by Jeffrey Singman, SVP Sales and Marketing, Kandy Communications
In my last blog post I explained that I thought the real driver behind Software-Defined Networking (SDN) was not so much cost as it was agility. I mentioned that SDN delivers dynamic, manageable, cost-effective and adaptable computing and communications connectivity. This is what makes it ideal for foundation for the cloud-based apps IT managers are adopting, including unified communications and contact center.
Like dedicated MPLS links, traditionally real-time communication (RTC) services have taken place in dedicated environments. That could be the traditional phone network or RTC apps like Skype, FaceTime, WhatsApp, etc. We had to build a dedicated set of clients and services to assure consistency and quality. The cloud and high quality bandwidth, along with the ability to deliver communications as APIs and SDKs, is breaking that dedicated model. Organizations can build an e-commerce app and layer on RTC services in the app or extend the contact us tab on their website to include real-time communications. So, if you can’t figure out what model of refrigerator to buy or need help getting the Bluetooth working in your car you don’t have to leave the vendor’s app or website to get connected to an expert (or at least to someone that should know more than you…) that can talk to you, show you something via video or share a web page. AI services now also make it possible to chat or talk to a bot 24/7.
It’s been a bit of a journey to get to this point. When we founded Kandy in 2014 the whole idea of Communications Platform as a Service (CPaaS) was a bit obscure. Embedding APIs and SDKs in apps and webpages for real time communications was often hard for our customers to fully appreciate. So much so, that we actually leased a bus and toured around the USA just so we could show real examples of embedded communications. Even then, it was hard to explain that this was “different” than building an app from scratch. We ultimately created pre-packaged apps, our Wrappers, so that customers had a way of getting their feet wet before they jumped all the way into the embedded communications pool.
Like SD-WAN I think a fair bit of the original conversations around CPaaS was tied to cost. You could buy APIs for a few pennies and it was an amazingly cost effective way to drive communications into every business process or customer experience…only pay for what you use. All of that was and is 100% true…but the challenge in 2014 was that CSPs weren’t sure WHY they should incorporate these tools into their offers nor how to sell to them to enterprise CIOs and IT managers.

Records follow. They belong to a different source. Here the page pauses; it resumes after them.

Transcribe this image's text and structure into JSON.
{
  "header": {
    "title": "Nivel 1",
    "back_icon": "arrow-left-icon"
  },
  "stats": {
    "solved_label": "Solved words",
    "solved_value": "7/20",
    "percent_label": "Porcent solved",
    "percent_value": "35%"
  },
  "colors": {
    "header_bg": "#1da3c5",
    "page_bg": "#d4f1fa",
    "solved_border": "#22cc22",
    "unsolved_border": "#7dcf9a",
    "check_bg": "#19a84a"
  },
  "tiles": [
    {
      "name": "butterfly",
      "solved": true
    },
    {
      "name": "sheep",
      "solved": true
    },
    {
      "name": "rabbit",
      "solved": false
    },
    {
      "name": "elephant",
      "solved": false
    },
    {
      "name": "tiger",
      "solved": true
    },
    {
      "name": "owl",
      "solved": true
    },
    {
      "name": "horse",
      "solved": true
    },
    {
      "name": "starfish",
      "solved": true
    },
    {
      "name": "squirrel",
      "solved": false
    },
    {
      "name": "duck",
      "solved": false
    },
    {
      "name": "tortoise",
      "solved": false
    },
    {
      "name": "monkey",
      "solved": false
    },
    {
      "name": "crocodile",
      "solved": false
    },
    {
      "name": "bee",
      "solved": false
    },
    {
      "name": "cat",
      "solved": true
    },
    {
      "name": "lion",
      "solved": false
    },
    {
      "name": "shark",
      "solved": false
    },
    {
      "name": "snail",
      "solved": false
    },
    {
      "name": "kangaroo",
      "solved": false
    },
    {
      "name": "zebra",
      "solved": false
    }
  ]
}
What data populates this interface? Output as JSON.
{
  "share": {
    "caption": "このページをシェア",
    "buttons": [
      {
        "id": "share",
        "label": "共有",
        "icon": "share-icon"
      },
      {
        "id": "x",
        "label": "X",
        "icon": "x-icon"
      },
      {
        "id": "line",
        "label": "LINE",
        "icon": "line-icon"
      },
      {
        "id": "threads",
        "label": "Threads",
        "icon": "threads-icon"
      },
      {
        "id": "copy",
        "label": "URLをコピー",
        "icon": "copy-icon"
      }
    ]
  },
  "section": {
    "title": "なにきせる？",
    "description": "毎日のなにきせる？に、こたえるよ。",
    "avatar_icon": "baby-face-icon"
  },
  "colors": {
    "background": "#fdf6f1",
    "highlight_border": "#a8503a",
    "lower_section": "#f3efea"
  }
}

So what’s changed? I think we (Kandy) evolved and so did our CSP customers. We realized that the first place most CSPs needed help was in differentiating their UCaaS and Contact Center offers. Rather than treating CPaaS as a separate business, it was far more intuitive to leverage it to differentiate the UC services that CSP sales teams already know how to sell. The UCaaS market has matured in that time so CSPs have learned that selling a Polycom phone and a DID is not transformational. However, if they can help a university account add a click to call service to their application page or make it easy for doctors to connect to a transcription service inside their medical app –that will drive the sale of the entire UCaaS package. And…once you start priming the pump organizations learn why they want to add RTC services to the next app or next business process.
We also learned that we had to find a solution for the challenges around regulation and security expectations. A centralized cloud model becomes a very real barrier in certain countries and for certain industry verticals where data can’t leave that region or premises. We re-architected our WebRTC Gateway, Kandy Link, to enable it to operate in a hybrid model so that media and or application data can stay local. At the same time we can retain management control so that CSPs and/or enterprises don’t need to hire staff to operate the solution.
This brings us back to the whole agility discussion in my prior blog. If you roll together SD-WAN, UCaaS and CPaaS you have a set of offers that give IT managers and CIOs a menu of business tools that enable them to react faster to changing business needs. They can quickly adjust to how customers want to connect – whether it’s roaming down the aisles of a new store site or via a chatbot on an app. CSPs can create value that keeps that sells the entire package, not just connectivity. It also distinguishes them from the niche players that try to undercut them from a pure play apps perspective or from a wholesale connectivity model.